Hearn Feldman refused to give her age, but her chubby cheeks and enthusiasm speak of youth. She has an impressive resume, however; she has played Juliet and Peter Pan, and has directed four plays on her own and assisted in directing four others; she’s also taught drama at US high schools and in Nepal. In 2006 she won a gold medal for her performance as Queen Elizabeth I at Lawrence High School, Kansas, and was awarded a number of fellowships and grants while at Yale. Given this background, why Trinidad? “I asked myself that question a lot for the first two weeks that I was here,” she said. “I have three places that I call home: Trinidad, Israel and the United States. I don’t feel I need to find a fourth because it would take me decades to be able to call that place home.” She’s bitter about the New York theatre scene, describing it as “a very critical, judgmental arts scene that is very bourgeois and very educated”. Plus, she felt, “Nobody’s going to hire [me] in New York to do anything particularly interesting.” She wasn’t yet ready to go to Israel, and she had the TTW project in hand—sort of. Though last year she was asked to come to work on the production, funding fell through, and if she were to come she knew she would have had to start again from scratch. Conferring with a dean at Yale, he asked her, “You have a production company down there that has a mission you like, a repertoire that you love and a history with a name. Can you manage it?”
The answer seemed to be yes.

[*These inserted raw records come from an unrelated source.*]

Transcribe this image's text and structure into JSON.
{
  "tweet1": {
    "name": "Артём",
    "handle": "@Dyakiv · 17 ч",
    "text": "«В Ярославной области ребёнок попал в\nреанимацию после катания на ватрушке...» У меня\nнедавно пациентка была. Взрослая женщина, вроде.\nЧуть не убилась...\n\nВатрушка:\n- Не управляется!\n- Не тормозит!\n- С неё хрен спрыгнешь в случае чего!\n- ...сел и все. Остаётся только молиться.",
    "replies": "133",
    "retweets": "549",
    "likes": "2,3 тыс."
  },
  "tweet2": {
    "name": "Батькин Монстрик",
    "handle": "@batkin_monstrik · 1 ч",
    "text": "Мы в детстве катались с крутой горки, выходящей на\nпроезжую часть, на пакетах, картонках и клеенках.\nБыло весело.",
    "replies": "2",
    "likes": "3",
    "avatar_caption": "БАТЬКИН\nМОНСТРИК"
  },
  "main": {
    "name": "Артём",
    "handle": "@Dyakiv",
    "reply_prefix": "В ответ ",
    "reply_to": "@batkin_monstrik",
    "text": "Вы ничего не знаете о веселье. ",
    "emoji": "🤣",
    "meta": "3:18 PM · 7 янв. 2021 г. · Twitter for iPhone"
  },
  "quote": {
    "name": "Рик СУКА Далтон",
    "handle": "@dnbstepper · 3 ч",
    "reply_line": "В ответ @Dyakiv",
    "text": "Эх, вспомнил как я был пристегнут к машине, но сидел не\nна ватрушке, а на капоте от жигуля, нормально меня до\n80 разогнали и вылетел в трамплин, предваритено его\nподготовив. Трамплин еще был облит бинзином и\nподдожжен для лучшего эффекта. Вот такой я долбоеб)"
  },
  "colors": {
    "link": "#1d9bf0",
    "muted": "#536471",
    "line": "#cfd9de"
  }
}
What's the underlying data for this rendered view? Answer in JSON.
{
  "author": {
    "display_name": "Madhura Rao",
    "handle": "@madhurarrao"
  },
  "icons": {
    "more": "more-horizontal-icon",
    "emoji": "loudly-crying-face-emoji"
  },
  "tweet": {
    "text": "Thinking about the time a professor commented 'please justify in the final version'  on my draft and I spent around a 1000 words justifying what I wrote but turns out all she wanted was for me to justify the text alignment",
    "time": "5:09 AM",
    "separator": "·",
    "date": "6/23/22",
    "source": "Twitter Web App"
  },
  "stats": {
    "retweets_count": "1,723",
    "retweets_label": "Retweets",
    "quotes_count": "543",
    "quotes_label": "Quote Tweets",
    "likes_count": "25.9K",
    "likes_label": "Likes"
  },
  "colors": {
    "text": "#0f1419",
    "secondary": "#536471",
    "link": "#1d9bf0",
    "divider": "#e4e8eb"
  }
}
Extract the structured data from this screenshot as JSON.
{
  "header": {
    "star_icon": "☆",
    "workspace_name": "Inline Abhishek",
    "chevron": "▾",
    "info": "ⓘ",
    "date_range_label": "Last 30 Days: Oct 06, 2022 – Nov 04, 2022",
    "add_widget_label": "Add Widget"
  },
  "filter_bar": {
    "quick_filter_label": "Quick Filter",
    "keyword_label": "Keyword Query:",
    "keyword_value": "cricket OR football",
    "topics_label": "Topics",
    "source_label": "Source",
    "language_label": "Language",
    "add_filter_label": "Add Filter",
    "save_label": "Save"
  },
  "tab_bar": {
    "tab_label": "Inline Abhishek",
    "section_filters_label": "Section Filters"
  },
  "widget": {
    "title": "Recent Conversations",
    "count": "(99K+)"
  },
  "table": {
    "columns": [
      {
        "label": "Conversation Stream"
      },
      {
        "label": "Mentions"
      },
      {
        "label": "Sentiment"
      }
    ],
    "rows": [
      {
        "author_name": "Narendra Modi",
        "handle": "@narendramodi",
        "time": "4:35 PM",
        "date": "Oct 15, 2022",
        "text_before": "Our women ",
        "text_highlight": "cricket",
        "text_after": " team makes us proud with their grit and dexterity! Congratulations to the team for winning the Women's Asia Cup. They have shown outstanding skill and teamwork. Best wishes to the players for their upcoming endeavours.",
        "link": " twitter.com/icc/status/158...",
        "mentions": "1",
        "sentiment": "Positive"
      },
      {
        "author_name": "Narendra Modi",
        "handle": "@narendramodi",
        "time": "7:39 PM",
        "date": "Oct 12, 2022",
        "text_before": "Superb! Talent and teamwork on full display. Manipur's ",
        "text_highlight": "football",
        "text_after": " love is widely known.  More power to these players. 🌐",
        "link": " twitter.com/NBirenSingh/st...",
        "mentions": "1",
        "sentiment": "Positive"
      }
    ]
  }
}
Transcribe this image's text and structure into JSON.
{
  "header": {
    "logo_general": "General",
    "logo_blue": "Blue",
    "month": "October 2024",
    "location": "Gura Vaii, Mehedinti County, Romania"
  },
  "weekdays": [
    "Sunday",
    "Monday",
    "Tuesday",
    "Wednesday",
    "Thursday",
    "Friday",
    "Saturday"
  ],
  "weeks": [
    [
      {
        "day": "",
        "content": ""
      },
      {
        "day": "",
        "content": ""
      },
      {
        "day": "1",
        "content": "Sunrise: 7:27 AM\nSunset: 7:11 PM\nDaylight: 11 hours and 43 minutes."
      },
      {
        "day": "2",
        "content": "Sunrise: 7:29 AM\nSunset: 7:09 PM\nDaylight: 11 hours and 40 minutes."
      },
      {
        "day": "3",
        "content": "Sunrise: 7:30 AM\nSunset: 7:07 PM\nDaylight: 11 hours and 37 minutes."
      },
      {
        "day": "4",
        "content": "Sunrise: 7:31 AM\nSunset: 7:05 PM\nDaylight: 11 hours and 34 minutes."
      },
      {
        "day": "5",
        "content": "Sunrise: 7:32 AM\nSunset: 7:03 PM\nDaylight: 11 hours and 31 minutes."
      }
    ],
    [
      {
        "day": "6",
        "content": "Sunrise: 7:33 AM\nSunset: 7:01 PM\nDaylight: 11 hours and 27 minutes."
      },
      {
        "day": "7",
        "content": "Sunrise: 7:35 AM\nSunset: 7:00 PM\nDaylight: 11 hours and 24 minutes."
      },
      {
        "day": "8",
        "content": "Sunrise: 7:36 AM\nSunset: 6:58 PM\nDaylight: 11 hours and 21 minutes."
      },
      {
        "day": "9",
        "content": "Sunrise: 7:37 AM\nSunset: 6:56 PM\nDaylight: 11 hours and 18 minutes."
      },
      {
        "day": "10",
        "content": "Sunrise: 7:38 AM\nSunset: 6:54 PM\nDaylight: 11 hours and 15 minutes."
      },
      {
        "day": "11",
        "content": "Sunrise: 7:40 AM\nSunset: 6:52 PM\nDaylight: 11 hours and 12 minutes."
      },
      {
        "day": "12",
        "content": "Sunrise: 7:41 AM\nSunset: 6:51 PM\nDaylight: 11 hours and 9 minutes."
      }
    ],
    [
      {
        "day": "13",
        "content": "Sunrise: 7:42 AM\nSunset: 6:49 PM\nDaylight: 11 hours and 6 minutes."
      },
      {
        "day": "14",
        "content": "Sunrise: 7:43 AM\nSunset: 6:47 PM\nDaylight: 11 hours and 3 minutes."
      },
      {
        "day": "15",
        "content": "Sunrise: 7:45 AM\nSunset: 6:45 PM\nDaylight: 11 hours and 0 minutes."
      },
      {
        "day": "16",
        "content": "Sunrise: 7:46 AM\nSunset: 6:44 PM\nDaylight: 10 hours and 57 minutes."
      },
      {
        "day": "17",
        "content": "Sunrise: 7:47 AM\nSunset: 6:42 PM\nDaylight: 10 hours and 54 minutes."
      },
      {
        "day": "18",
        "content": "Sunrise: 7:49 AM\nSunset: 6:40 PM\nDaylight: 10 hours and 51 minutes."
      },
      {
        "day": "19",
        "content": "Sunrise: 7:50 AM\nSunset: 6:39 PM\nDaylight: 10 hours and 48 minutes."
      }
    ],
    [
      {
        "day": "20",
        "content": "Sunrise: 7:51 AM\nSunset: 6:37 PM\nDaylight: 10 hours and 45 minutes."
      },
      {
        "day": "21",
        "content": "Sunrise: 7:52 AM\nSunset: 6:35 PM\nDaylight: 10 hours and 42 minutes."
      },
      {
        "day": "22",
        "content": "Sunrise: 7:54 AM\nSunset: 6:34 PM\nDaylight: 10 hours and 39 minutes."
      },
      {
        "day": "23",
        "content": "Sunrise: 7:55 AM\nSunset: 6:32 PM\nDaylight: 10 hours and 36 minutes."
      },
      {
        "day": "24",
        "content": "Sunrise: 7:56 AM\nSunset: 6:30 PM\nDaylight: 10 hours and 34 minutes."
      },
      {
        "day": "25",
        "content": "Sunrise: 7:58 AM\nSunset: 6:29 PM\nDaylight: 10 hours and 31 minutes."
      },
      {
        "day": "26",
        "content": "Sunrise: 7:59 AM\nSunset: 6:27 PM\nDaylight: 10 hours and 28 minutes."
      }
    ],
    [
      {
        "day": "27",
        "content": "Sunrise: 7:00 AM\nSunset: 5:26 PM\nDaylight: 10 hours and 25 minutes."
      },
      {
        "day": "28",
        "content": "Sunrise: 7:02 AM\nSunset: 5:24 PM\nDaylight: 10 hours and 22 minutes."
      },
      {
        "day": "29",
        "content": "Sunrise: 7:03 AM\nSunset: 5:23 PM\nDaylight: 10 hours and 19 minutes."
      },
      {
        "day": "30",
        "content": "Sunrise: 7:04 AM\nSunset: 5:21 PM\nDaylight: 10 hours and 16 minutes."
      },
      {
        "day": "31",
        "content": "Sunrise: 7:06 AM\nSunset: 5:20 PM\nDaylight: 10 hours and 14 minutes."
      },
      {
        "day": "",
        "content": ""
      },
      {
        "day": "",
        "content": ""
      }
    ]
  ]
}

TTW’s production of An Echo in the Bone by Dennis Scott continues tonight and August 9-12 at the Central Bank Auditorium, Port-of-Spain. Showtime is 6 pm on Sundays, and 8 pm on other nights. For ticket information, call the TTW at 624-8502.
New kid on the block
Though he was born here, Winston Duke is a new face to Trinidad theatre. The 25-year-old emigrated from Tobago to the US with his family when he was ten. Armed with a bachelor’s in theatre from the University of Buffalo, New York, he entered the Yale School of Drama two years ago to do a master’s in acting. There he met fellow ex-pat actor Paul Pryce, and through Pryce, Timmia Hearn Feldman, who invited him to come home to play Sonson, a major role in An Echo in the Bone. He’s very tall, well over six feet, and has the presence of a leading man on stage even surrounded by such critically acclaimed actors as Michael Cherrie, Glenn Davis, Evelyn Caesar Munroe and Arnold Goindhan. While he intends to return to the US to finish his degree, Duke said, “I plan on coming back home to do more work. I’m a son of the soil. I would love to help Trinidad theatre and be as much a part of it as I can.”